Android phones are leading the mobile handset market and handset manufacturers are diving deeper only to release more and more flavors of Android handsets periodically. There are more than 80 flavors of Android phones currently floating the market through various companies. Every company is offering something new with latest version – be it Android platform or Android customized UI or Android apps. Consequently, the second hand Android mobile handset market has gained the momentum as people are substituting their handsets very often.
However, when you go to buy any second hand Android phone the biggest challenge is to check whether phone has been ‘rooted’ or it’s still loaded with factory settings. Maybe you picked up your new Android phone second-hand (it’s a great way to save some cash, and a lot of great used Android phones out there!), or the cryptic directions for rooting your particular phone seemed to forget an easy way to check if it was successful, or maybe your crazy brother was messing with it while you were in the shower.
Whatever the reason, there is no point to worry as checking whether your phone has been rooted is now as simple as cutting a pie of a cake. Open the Android Market and search for a terminal client. There’s several free ones, and they all work great. If I was forced to recommend one, I would choose “Connectbot”, but any of them will work.
Open the terminal app, read through the instructions (if any) you see, and you’ll be faced with a text entry prompt. If your prompt is the pound sign ( # ) — you’re rooted. If you see a dollar sign ( $ ), try entering the command “su” (without the quote marks). You might see a dialog asking for permission from the SuperUser app, which you can safely grant. If the prompt changes to the pound sign, you’re rooted.
However, rooting your phone can also throw you towards many negative consequences as root holds the supreme power and allows you to fiddle with your phone till any extent.

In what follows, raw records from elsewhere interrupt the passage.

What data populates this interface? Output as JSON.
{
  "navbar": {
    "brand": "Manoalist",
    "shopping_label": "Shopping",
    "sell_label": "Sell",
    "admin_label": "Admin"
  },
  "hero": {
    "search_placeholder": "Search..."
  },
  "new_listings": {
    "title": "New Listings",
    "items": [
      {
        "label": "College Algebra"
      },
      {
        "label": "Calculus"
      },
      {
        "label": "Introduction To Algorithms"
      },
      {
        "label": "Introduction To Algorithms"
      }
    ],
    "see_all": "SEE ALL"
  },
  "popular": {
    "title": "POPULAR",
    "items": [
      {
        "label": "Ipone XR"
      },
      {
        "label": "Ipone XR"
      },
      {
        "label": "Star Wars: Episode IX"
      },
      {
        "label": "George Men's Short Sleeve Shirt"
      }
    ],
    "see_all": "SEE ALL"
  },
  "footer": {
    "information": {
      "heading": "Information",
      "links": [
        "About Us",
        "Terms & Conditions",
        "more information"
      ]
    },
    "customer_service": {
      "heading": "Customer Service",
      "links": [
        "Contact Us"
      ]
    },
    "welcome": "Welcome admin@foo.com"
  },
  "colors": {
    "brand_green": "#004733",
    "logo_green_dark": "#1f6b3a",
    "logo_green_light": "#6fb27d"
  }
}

It can crash the OS and probably call for all sort of trouble. Please read all guide and warnings before you try to root your phone.